▸ **Exercise directions**:
Write the records out exactly as they read, but not the pictures.
*-*-*
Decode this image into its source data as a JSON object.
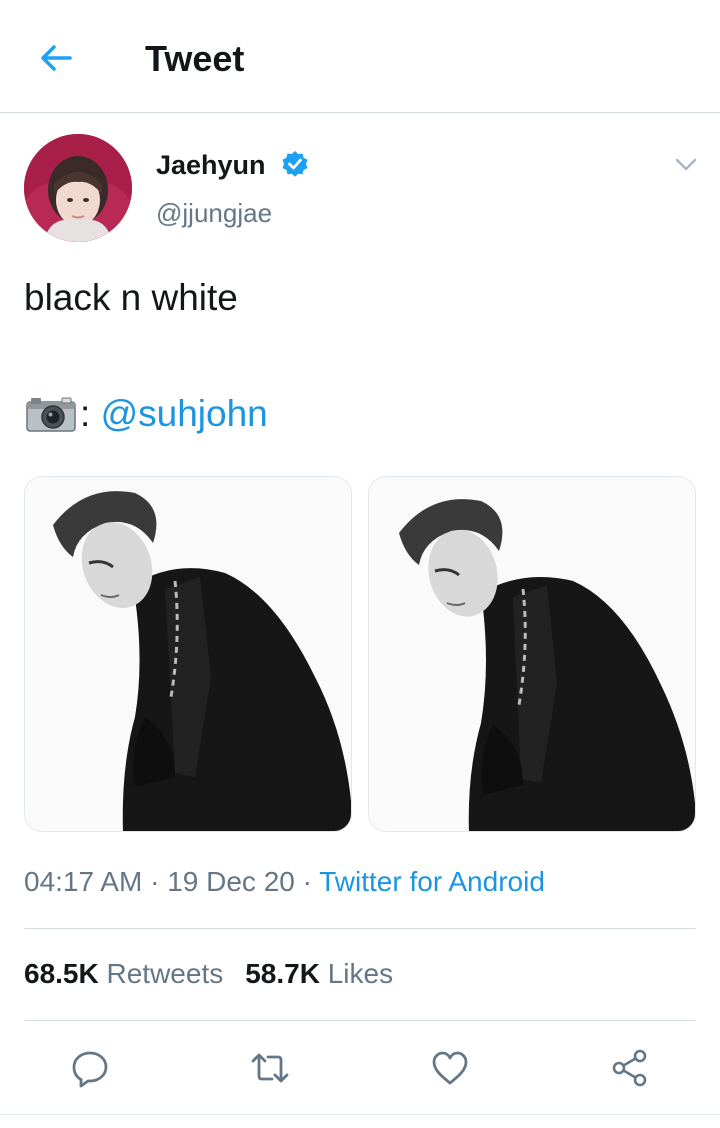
{
  "header": {
    "title": "Tweet",
    "back_icon": "arrow-left-icon",
    "accent": "#1da1f2"
  },
  "author": {
    "name": "Jaehyun",
    "handle": "@jjungjae",
    "verified": true,
    "menu_icon": "chevron-down-icon"
  },
  "tweet": {
    "text": "black n white",
    "credit_emoji": "camera-icon",
    "credit_separator": ":",
    "mention": "@suhjohn",
    "media_count": 2
  },
  "meta": {
    "time": "04:17 AM",
    "date": "19 Dec 20",
    "separator": " · ",
    "client": "Twitter for Android"
  },
  "stats": {
    "retweets_count": "68.5K",
    "retweets_label": "Retweets",
    "likes_count": "58.7K",
    "likes_label": "Likes"
  },
  "actions": [
    "reply-icon",
    "retweet-icon",
    "like-icon",
    "share-icon"
  ],
  "colors": {
    "link": "#1b95e0",
    "muted": "#657786",
    "text": "#14171a",
    "divider": "#d6dde3"
  }
}
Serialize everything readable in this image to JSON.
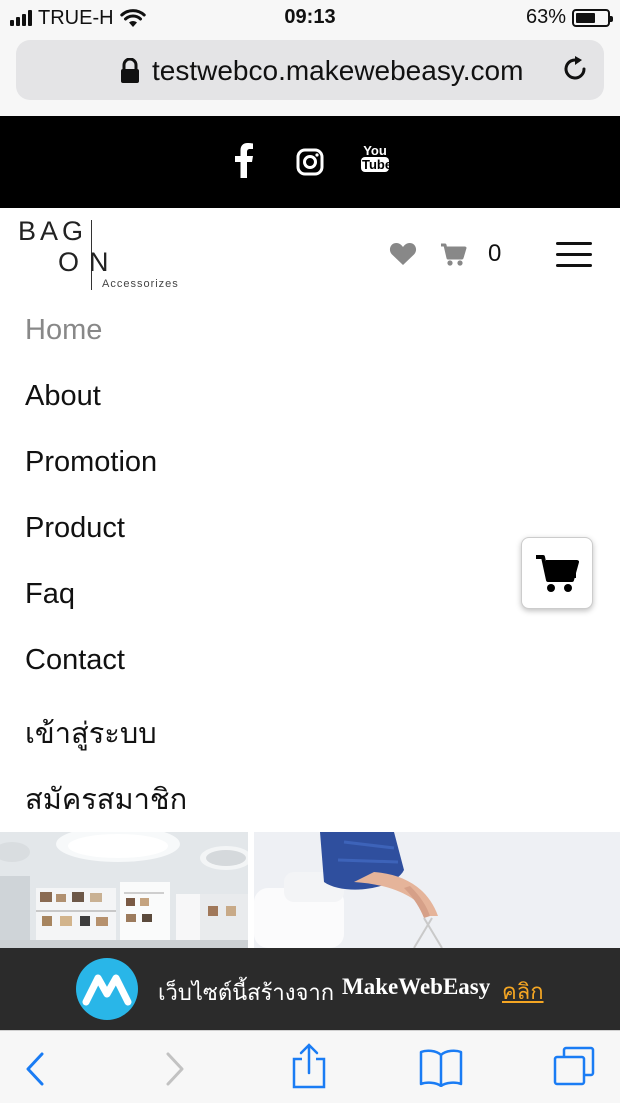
{
  "status_bar": {
    "carrier": "TRUE-H",
    "time": "09:13",
    "battery": "63%",
    "battery_level": 0.63
  },
  "browser": {
    "url": "testwebco.makewebeasy.com"
  },
  "social": {
    "icons": [
      "facebook-icon",
      "instagram-icon",
      "youtube-icon"
    ],
    "youtube_top": "You",
    "youtube_bottom": "Tube"
  },
  "header": {
    "logo_line1": "BAG",
    "logo_line2": "ON",
    "logo_sub": "Accessorizes",
    "cart_count": "0"
  },
  "menu": {
    "items": [
      {
        "label": "Home",
        "active": true
      },
      {
        "label": "About"
      },
      {
        "label": "Promotion"
      },
      {
        "label": "Product"
      },
      {
        "label": "Faq"
      },
      {
        "label": "Contact"
      },
      {
        "label": "เข้าสู่ระบบ"
      },
      {
        "label": "สมัครสมาชิก"
      }
    ]
  },
  "footer_strip": {
    "text": "เว็บไซต์นี้สร้างจาก",
    "brand": "MakeWebEasy",
    "link": "คลิก"
  },
  "colors": {
    "social_bar": "#000000",
    "menu_active": "#888888",
    "mwe_logo": "#29b6e8",
    "mwe_link": "#f5a623",
    "ios_blue": "#1a7cf4"
  }
}
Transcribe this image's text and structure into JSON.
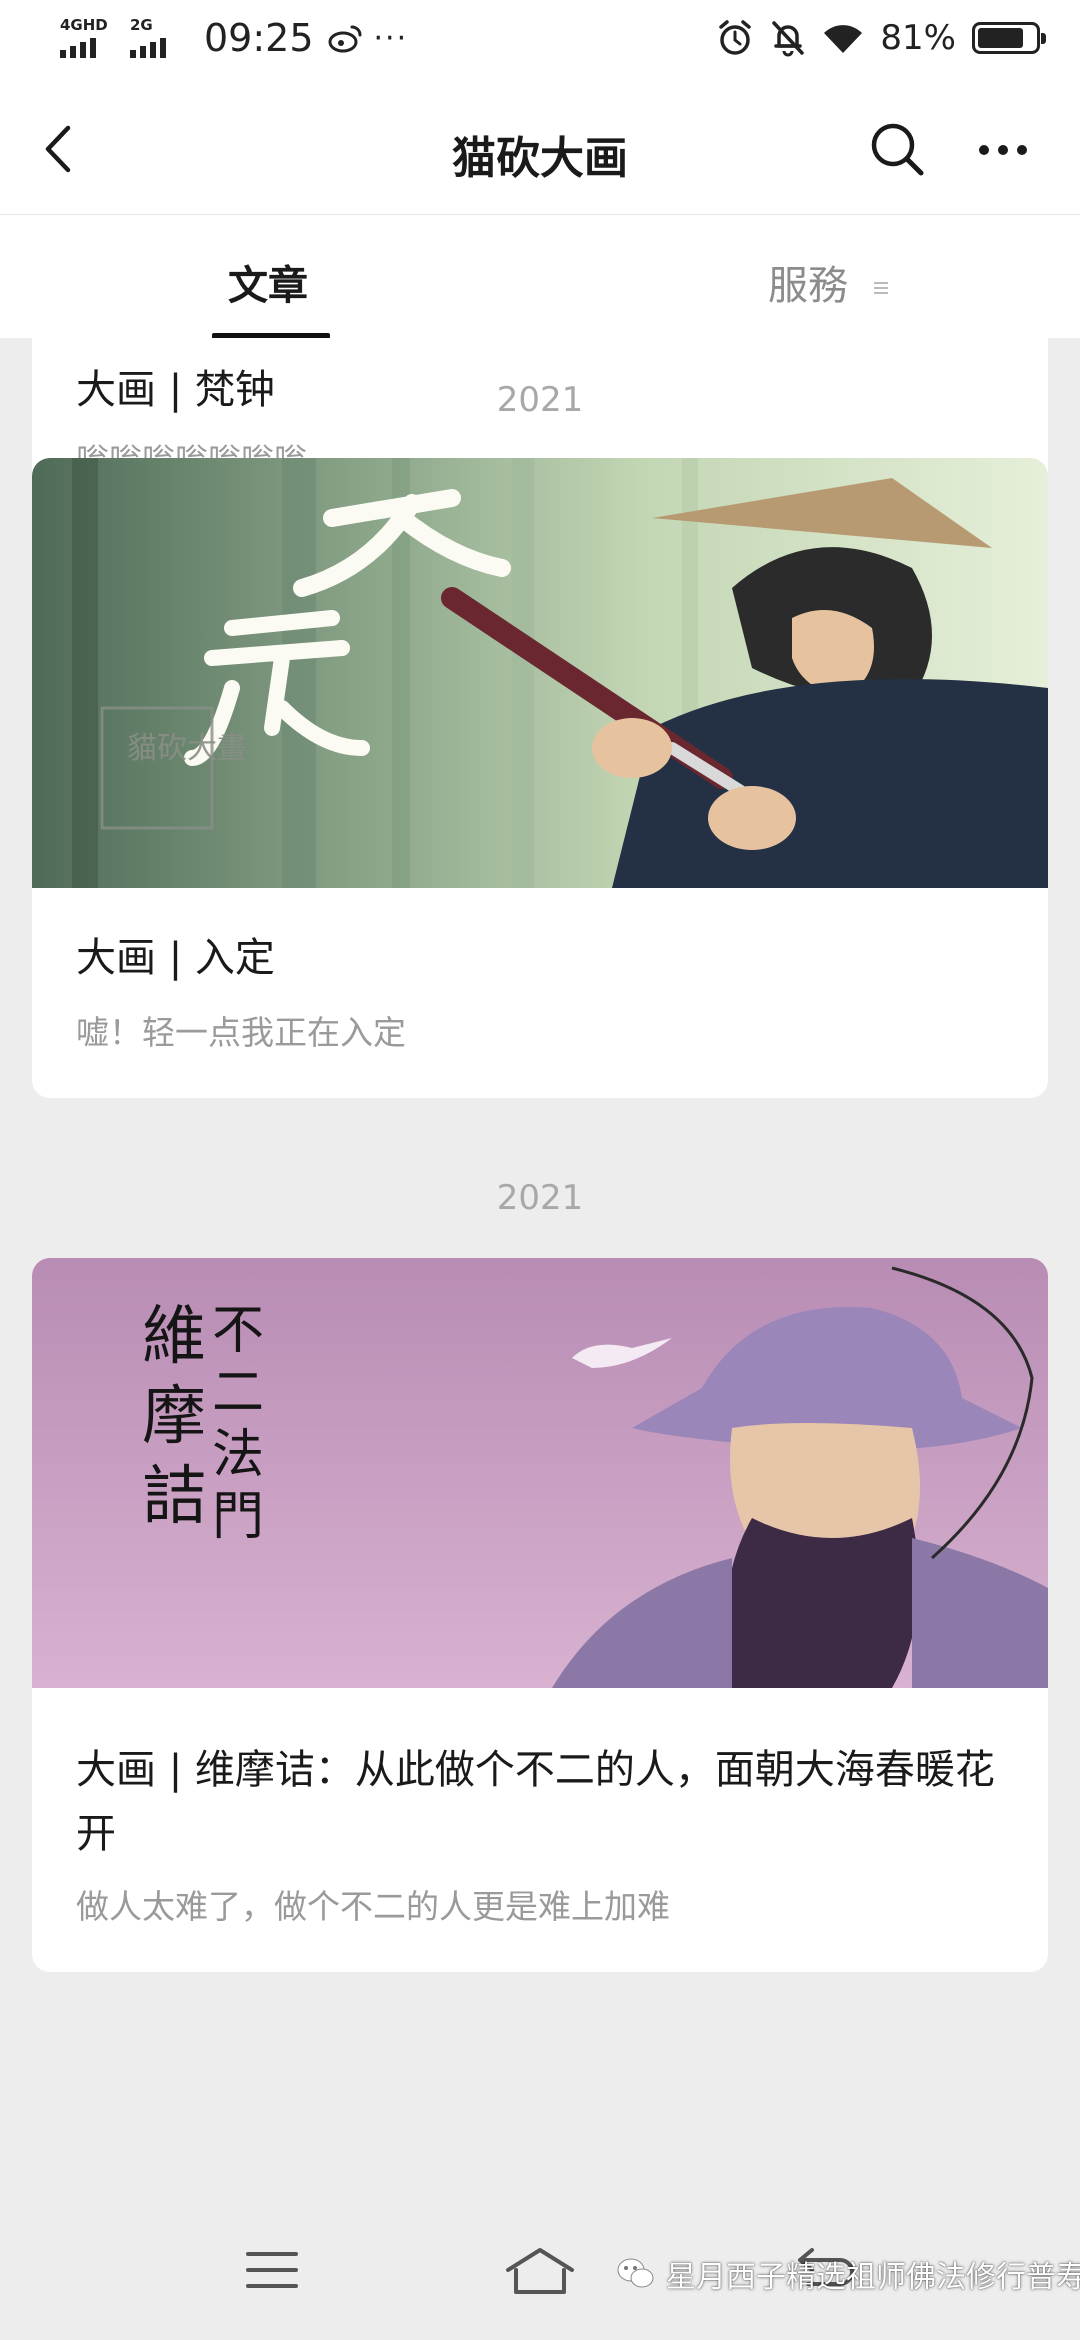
{
  "status_bar": {
    "network_1": "4GHD",
    "network_2": "2G",
    "time": "09:25",
    "more": "···",
    "battery_percent": "81%",
    "battery_level": 0.81,
    "icons": [
      "weibo-icon",
      "alarm-icon",
      "mute-bell-icon",
      "wifi-icon",
      "battery-icon"
    ]
  },
  "header": {
    "title": "猫砍大画",
    "back_icon": "chevron-left-icon",
    "search_icon": "search-icon",
    "more_icon": "more-dots-icon"
  },
  "tabs": [
    {
      "label": "文章",
      "active": true
    },
    {
      "label": "服務",
      "active": false
    }
  ],
  "articles": [
    {
      "title": "大画 | 梵钟",
      "summary": "嗡嗡嗡嗡嗡嗡嗡"
    },
    {
      "year": "2021",
      "title": "大画 | 入定",
      "summary": "嘘！轻一点我正在入定",
      "cover_text": "入定",
      "cover_seal": "貓砍大畫"
    },
    {
      "year": "2021",
      "title": "大画 | 维摩诘：从此做个不二的人，面朝大海春暖花开",
      "summary": "做人太难了，做个不二的人更是难上加难",
      "cover_text_1": "維摩詰",
      "cover_text_2": "不二法門"
    }
  ],
  "bottom_nav": {
    "icons": [
      "menu-icon",
      "home-icon",
      "return-icon"
    ],
    "watermark": "星月西子精选祖师佛法修行普寿"
  },
  "colors": {
    "background": "#ededed",
    "card": "#ffffff",
    "text_primary": "#1a1a1a",
    "text_secondary": "#9a9a9a",
    "year_label": "#a8a8a8"
  }
}
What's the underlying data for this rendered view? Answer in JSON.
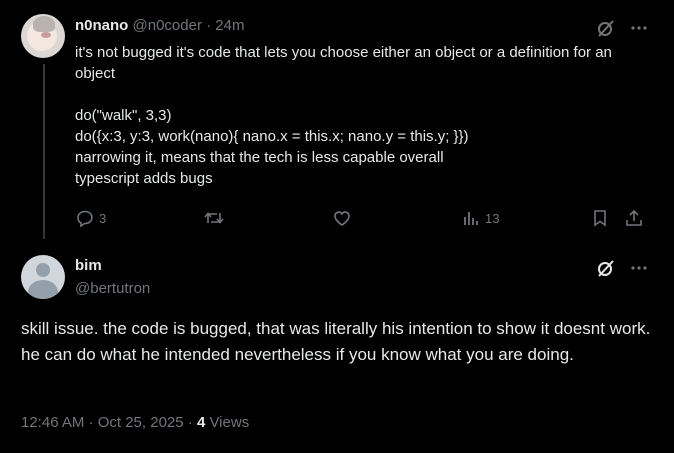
{
  "reply": {
    "display_name": "n0nano",
    "handle": "@n0coder",
    "sep": " · ",
    "time": "24m",
    "text": "it's not bugged it's code that lets you choose either an object or a definition for an object\n\ndo(\"walk\", 3,3)\ndo({x:3, y:3, work(nano){ nano.x = this.x; nano.y = this.y; }})\nnarrowing it, means that the tech is less capable overall\ntypescript adds bugs",
    "reply_count": "3",
    "views_count": "13"
  },
  "main": {
    "display_name": "bim",
    "handle": "@bertutron",
    "text": "skill issue. the code is bugged, that was literally his intention to show it doesnt work. he can do what he intended nevertheless if you know what you are doing.",
    "timestamp": "12:46 AM · Oct 25, 2025 · ",
    "views_count": "4",
    "views_label": " Views"
  },
  "icons": {
    "grok": "grok-icon",
    "more": "more-icon",
    "reply": "reply-icon",
    "repost": "repost-icon",
    "like": "like-icon",
    "views": "views-icon",
    "bookmark": "bookmark-icon",
    "share": "share-icon"
  },
  "colors": {
    "background": "#000000",
    "text": "#e7e9ea",
    "muted": "#71767b",
    "thread_line": "#333639"
  }
}
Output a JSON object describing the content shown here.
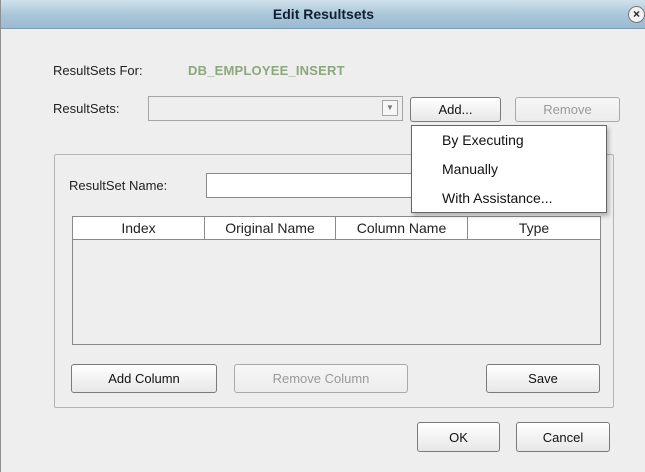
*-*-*
▸ **Problem solution**:
Decode this image into its source data as a JSON object.
{
  "header": {
    "title": "Tweet",
    "back_icon": "arrow-left-icon",
    "accent": "#1da1f2"
  },
  "author": {
    "name": "Jaehyun",
    "handle": "@jjungjae",
    "verified": true,
    "menu_icon": "chevron-down-icon"
  },
  "tweet": {
    "text": "black n white",
    "credit_emoji": "camera-icon",
    "credit_separator": ":",
    "mention": "@suhjohn",
    "media_count": 2
  },
  "meta": {
    "time": "04:17 AM",
    "date": "19 Dec 20",
    "separator": " · ",
    "client": "Twitter for Android"
  },
  "stats": {
    "retweets_count": "68.5K",
    "retweets_label": "Retweets",
    "likes_count": "58.7K",
    "likes_label": "Likes"
  },
  "actions": [
    "reply-icon",
    "retweet-icon",
    "like-icon",
    "share-icon"
  ],
  "colors": {
    "link": "#1b95e0",
    "muted": "#657786",
    "text": "#14171a",
    "divider": "#d6dde3"
  }
}
Serialize everything readable in this image to JSON.
{
  "status_bar": {
    "carrier": "TRUE-H",
    "time": "09:13",
    "battery": "63%",
    "battery_level": 0.63
  },
  "browser": {
    "url": "testwebco.makewebeasy.com"
  },
  "social": {
    "icons": [
      "facebook-icon",
      "instagram-icon",
      "youtube-icon"
    ],
    "youtube_top": "You",
    "youtube_bottom": "Tube"
  },
  "header": {
    "logo_line1": "BAG",
    "logo_line2": "ON",
    "logo_sub": "Accessorizes",
    "cart_count": "0"
  },
  "menu": {
    "items": [
      {
        "label": "Home",
        "active": true
      },
      {
        "label": "About"
      },
      {
        "label": "Promotion"
      },
      {
        "label": "Product"
      },
      {
        "label": "Faq"
      },
      {
        "label": "Contact"
      },
      {
        "label": "เข้าสู่ระบบ"
      },
      {
        "label": "สมัครสมาชิก"
      }
    ]
  },
  "footer_strip": {
    "text": "เว็บไซต์นี้สร้างจาก",
    "brand": "MakeWebEasy",
    "link": "คลิก"
  },
  "colors": {
    "social_bar": "#000000",
    "menu_active": "#888888",
    "mwe_logo": "#29b6e8",
    "mwe_link": "#f5a623",
    "ios_blue": "#1a7cf4"
  }
}
Transcribe this image's text and structure into JSON.
{
  "status_bar": {
    "network_1": "4GHD",
    "network_2": "2G",
    "time": "09:25",
    "more": "···",
    "battery_percent": "81%",
    "battery_level": 0.81,
    "icons": [
      "weibo-icon",
      "alarm-icon",
      "mute-bell-icon",
      "wifi-icon",
      "battery-icon"
    ]
  },
  "header": {
    "title": "猫砍大画",
    "back_icon": "chevron-left-icon",
    "search_icon": "search-icon",
    "more_icon": "more-dots-icon"
  },
  "tabs": [
    {
      "label": "文章",
      "active": true
    },
    {
      "label": "服務",
      "active": false
    }
  ],
  "articles": [
    {
      "title": "大画 | 梵钟",
      "summary": "嗡嗡嗡嗡嗡嗡嗡"
    },
    {
      "year": "2021",
      "title": "大画 | 入定",
      "summary": "嘘！轻一点我正在入定",
      "cover_text": "入定",
      "cover_seal": "貓砍大畫"
    },
    {
      "year": "2021",
      "title": "大画 | 维摩诘：从此做个不二的人，面朝大海春暖花开",
      "summary": "做人太难了，做个不二的人更是难上加难",
      "cover_text_1": "維摩詰",
      "cover_text_2": "不二法門"
    }
  ],
  "bottom_nav": {
    "icons": [
      "menu-icon",
      "home-icon",
      "return-icon"
    ],
    "watermark": "星月西子精选祖师佛法修行普寿"
  },
  "colors": {
    "background": "#ededed",
    "card": "#ffffff",
    "text_primary": "#1a1a1a",
    "text_secondary": "#9a9a9a",
    "year_label": "#a8a8a8"
  }
}
What's the underlying data for this rendered view? Answer in JSON.
{
  "reply": {
    "display_name": "n0nano",
    "handle": "@n0coder",
    "sep": " · ",
    "time": "24m",
    "text": "it's not bugged it's code that lets you choose either an object or a definition for an object\n\ndo(\"walk\", 3,3)\ndo({x:3, y:3, work(nano){ nano.x = this.x; nano.y = this.y; }})\nnarrowing it, means that the tech is less capable overall\ntypescript adds bugs",
    "reply_count": "3",
    "views_count": "13"
  },
  "main": {
    "display_name": "bim",
    "handle": "@bertutron",
    "text": "skill issue. the code is bugged, that was literally his intention to show it doesnt work. he can do what he intended nevertheless if you know what you are doing.",
    "timestamp": "12:46 AM · Oct 25, 2025 · ",
    "views_count": "4",
    "views_label": " Views"
  },
  "icons": {
    "grok": "grok-icon",
    "more": "more-icon",
    "reply": "reply-icon",
    "repost": "repost-icon",
    "like": "like-icon",
    "views": "views-icon",
    "bookmark": "bookmark-icon",
    "share": "share-icon"
  },
  "colors": {
    "background": "#000000",
    "text": "#e7e9ea",
    "muted": "#71767b",
    "thread_line": "#333639"
  }
}
Output a JSON object describing the content shown here.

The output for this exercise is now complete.